House of Bishops’ statement avoids the real issue
The statement issued on the 5th October by the House of Bishops following their special meeting to consider the present crisis in the Church of Ireland over the civil partnership of a serving cleric and his bishop’s approval, is sadly disappointing and completely inadequate. It utterly fails to address the real issue. It is not good enough for the House of Bishops to say that they met because of ‘current disquiet in the church caused by disagreements on the matter of human sexuality.’ The real issue is that a cleric entered into a civil partnership with the full knowledge of his bishop. This is the source of the problem and the cause of subsequent disquiet. The action of the bishop and the cleric is completely ignored and that is not acceptable. The fact that there is no specific mention of the real issue can only imply that the House of Bishops have effectively endorsed the actions of both Dean Tom Gordon and Bishop Burrows.
Amazingly, there is not even an expression of regret by the House of Bishops that one of their own has thrown the Church of Ireland into such ‘disquiet’. There appears to be no attempt to address the civil partnership and the action of the bishop. This obviously is a deliberate ploy to shift the focus away from the sinful actions of these clergy to a debating forum. This a gross dereliction of duty by the House of Bishops to restore godly discipline to the church. Indeed, this failure to address the action of the Dean and the bishop effectively prejudices any proposed future conference, for it sends out the signal that such civil partnerships are acceptable and gives the green light for other clergy civil partnerships.
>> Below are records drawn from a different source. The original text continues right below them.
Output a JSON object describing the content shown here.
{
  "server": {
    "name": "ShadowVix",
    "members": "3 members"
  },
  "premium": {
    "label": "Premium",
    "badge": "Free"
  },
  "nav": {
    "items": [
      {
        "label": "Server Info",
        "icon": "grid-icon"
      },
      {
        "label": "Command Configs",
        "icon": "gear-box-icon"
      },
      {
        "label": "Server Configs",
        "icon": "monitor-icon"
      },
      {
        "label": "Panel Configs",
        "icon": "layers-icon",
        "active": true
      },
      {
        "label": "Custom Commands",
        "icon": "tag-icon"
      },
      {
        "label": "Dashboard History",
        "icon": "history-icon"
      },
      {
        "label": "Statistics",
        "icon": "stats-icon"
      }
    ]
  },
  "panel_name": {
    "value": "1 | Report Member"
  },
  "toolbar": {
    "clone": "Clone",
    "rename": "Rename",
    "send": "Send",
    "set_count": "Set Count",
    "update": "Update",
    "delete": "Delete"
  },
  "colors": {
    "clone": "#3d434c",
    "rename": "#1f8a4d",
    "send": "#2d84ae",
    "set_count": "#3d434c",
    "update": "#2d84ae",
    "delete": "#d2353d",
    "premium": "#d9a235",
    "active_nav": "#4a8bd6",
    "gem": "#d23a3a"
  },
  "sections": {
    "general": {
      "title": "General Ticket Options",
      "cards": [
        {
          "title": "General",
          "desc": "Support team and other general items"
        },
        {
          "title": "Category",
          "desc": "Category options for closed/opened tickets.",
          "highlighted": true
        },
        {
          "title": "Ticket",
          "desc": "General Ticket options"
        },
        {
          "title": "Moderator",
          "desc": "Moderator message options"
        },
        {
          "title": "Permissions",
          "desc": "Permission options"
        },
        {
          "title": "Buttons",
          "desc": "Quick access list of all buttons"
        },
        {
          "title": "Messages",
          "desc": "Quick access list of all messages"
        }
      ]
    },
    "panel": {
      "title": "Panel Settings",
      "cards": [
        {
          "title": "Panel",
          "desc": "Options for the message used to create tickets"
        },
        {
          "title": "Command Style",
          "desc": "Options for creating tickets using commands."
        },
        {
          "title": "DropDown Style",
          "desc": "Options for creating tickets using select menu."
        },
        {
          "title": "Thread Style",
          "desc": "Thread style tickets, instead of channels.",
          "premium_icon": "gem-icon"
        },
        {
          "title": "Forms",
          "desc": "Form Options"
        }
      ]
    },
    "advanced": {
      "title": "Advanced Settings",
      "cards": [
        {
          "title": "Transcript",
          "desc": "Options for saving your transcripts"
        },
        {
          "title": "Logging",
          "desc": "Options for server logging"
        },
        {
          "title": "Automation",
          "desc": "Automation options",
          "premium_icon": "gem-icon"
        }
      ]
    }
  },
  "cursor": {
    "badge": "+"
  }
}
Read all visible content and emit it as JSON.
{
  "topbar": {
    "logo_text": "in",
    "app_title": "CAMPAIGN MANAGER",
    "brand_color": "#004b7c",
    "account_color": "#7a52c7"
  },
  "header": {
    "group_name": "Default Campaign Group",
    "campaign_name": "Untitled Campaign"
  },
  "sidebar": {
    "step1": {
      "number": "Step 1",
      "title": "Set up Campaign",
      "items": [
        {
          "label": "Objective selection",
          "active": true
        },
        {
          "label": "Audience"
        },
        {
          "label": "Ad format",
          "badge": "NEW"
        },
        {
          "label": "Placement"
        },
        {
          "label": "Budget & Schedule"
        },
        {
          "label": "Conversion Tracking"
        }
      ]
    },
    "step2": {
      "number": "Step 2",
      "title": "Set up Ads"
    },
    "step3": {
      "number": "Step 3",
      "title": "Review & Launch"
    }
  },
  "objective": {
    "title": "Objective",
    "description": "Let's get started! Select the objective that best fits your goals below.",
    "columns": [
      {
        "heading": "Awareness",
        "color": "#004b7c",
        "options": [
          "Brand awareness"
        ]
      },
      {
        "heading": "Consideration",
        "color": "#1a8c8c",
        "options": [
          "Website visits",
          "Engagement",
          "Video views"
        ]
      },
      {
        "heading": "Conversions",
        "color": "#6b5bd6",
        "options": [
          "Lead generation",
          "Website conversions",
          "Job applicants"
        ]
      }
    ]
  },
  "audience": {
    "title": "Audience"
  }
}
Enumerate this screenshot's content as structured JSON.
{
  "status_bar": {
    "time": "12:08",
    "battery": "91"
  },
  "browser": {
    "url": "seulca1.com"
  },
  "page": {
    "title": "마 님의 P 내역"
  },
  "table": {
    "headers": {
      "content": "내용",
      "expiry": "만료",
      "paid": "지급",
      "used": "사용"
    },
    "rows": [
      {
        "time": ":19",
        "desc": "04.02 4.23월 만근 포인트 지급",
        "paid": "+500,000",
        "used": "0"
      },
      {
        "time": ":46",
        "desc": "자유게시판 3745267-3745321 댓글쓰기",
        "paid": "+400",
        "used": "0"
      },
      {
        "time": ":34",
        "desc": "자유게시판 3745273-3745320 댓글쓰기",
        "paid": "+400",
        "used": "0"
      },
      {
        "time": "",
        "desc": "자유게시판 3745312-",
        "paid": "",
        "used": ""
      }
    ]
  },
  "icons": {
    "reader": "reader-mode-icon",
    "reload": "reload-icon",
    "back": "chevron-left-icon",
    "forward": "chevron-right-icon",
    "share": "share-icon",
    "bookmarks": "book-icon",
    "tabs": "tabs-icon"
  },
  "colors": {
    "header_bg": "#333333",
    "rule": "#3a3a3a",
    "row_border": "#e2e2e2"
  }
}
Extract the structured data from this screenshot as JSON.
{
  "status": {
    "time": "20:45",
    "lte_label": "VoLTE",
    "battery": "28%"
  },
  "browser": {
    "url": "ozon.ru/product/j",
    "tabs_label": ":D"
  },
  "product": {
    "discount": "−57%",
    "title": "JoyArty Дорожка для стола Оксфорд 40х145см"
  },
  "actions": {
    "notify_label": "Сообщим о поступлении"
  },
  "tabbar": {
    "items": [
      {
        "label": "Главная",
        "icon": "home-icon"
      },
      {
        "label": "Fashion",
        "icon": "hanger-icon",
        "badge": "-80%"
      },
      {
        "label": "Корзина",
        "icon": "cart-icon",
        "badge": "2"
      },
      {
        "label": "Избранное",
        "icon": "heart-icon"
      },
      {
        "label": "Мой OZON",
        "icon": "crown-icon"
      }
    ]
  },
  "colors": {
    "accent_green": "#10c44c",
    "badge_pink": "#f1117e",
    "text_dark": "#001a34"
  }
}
Instead of taking a clear biblical stand, the House of Bishops are to issue a pastoral letter to manage a debate in a future conference. Not only is the debate prejudiced to find in favour of homosexual partnerships, but also the debate itself is over. People have effectively made up their minds - certainly Messrs Gordon and Burrows have. No amount of debating is going to change this. Secondly, this conference has ‘no teeth’ - it is not a special General Synod and therefore has no legislative power. This must certainly suit the revisionist bishops as it doesn’t allow any decision to be made. Rather, whilst allowing everyone to have their ’say’, there is now a chance to ’stage-manage’ a slow process of acceptance of the revisionist agenda into the Church of Ireland.
If a conference is to be held, the Dean and the Bishop should immediately stand down from pastoral responsibilities otherwise the outcome of the conference must surely include an acceptance of the present situation. Furthermore, whilst a conference may give a chance for people of different views to air their viewpoint, one wonders how it can possibly strive ‘to discern the mind of Christ’ when the mind of Christ is clearly expressed in his Word! The issue of whether or not homosexuality is a valid life style for a Christian is not a matter of the interpretation of Scripture, but of the authority of Scripture. There is only one valid standard of Christian living to which all Christians are called and there are no exceptions for any particular group. God’s Word is clear that all sexual lifestyles outside of marriage (one man and one woman in faithful life-long union) is sinful and wrong.